I stand behind my sister at the Queen Anne Dresser in our parent’s bedroom and see the two of us reflected back in the mirror, one tall, one short, one dark, one fair, one beautiful – to my eyes at least – the other plain.
I take a comb to my sister’s tangled mess of hair. There are clumps so twisted that the comb refuses to pass through and I must hold onto her hair by the roots before scraping at the unruly mess with the brittle red plastic comb.
My sister winces but I am so intent on the job that I do not hesitate to yank and pull.
There are scattered bits of twig and dry leaves, loose threads and bits of fluff throughout.
‘Your hair is like the bottom of a wastepaper basket,’ I say. ‘And there are old nit eggs everywhere.’ I pick at the white bulb of an egg half way along a hair shaft and scrape it off between my finger nail and thumb.
I imagine at first that these nits are dead, that they died long ago when my sister’s hair was last fumigated, but a winged nit flies out of another clump just as I lift it in readiness to start untangling.
I race down stairs to the hairdressers.
‘I need some Sm24, I say. We have a lice plague.’
There are women seated at basins along one wall of the salon. I recognise the New Zealand writer, Janet Frame, among them. Janet Frame, as a child, her flame red mop of hair dazzling in the light of a single bulb that swings overhead. Janet Frame, as she is envisaged in Jane Campion’s film of Frame’s autobiography, An Angel at my Table.
We are in some sort of bunker and the hairdresser wears a mask on her face and a cap over her head for protection.

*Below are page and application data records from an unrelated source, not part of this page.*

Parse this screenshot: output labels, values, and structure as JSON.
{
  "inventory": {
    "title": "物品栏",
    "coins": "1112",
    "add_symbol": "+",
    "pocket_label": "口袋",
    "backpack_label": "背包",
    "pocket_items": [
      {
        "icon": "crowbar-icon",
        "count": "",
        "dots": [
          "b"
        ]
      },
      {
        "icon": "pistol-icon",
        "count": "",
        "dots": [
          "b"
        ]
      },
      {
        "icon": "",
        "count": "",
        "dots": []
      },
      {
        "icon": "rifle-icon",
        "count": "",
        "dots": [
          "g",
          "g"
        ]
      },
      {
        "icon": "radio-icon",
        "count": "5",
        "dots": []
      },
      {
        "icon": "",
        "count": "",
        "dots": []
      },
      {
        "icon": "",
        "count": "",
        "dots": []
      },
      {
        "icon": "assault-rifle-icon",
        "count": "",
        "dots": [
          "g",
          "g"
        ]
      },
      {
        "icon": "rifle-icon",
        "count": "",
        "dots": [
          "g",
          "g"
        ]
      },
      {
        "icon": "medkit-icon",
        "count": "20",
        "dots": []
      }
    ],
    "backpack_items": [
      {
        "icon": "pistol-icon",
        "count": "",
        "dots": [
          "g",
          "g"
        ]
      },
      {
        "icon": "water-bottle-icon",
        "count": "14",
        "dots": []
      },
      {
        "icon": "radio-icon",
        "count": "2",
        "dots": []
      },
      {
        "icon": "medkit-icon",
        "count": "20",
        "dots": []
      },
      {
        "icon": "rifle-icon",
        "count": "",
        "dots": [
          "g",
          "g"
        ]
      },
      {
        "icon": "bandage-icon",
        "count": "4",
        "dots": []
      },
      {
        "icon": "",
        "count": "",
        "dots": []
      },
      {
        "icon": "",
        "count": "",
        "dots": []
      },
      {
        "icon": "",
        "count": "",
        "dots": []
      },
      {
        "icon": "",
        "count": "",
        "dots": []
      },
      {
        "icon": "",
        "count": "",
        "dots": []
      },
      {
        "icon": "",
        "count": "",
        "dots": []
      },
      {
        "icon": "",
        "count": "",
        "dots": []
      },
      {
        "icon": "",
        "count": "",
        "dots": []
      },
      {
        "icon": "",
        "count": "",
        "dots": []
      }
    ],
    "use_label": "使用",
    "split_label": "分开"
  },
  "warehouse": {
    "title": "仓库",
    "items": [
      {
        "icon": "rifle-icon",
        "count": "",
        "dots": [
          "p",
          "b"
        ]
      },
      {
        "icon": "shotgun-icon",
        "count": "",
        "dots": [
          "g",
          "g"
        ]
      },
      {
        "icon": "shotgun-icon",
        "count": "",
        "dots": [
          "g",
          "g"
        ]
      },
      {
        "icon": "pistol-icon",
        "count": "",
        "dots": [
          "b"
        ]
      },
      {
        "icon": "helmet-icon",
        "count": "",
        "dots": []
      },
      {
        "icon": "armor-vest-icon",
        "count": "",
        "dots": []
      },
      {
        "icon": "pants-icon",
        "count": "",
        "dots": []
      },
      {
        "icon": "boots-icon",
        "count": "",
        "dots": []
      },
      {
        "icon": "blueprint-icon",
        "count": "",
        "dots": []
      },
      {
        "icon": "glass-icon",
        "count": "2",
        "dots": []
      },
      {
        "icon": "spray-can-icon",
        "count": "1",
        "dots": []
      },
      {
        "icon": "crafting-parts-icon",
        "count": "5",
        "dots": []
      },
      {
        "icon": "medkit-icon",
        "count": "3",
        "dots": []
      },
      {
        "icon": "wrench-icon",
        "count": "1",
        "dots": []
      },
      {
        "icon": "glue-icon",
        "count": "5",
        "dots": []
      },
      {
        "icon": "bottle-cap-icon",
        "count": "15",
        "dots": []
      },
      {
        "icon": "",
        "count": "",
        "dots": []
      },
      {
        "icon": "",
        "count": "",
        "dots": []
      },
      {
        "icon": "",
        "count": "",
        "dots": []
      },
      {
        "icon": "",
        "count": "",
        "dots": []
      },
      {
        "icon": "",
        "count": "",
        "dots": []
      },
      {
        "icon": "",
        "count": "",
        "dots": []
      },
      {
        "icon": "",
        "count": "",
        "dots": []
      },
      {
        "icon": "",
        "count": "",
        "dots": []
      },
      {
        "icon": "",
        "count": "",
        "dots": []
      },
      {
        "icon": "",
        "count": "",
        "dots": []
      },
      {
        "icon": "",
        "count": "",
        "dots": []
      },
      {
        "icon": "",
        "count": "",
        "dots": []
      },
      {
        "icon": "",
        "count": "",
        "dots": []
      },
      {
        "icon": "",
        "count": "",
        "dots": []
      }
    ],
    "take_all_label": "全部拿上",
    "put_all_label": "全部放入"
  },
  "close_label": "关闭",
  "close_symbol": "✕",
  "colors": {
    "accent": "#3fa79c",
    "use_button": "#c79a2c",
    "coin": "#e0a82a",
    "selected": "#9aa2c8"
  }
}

The room is full of flying nits that float in and out of the various heads of hair on the children who sit at the basins.
My scalp starts to itch.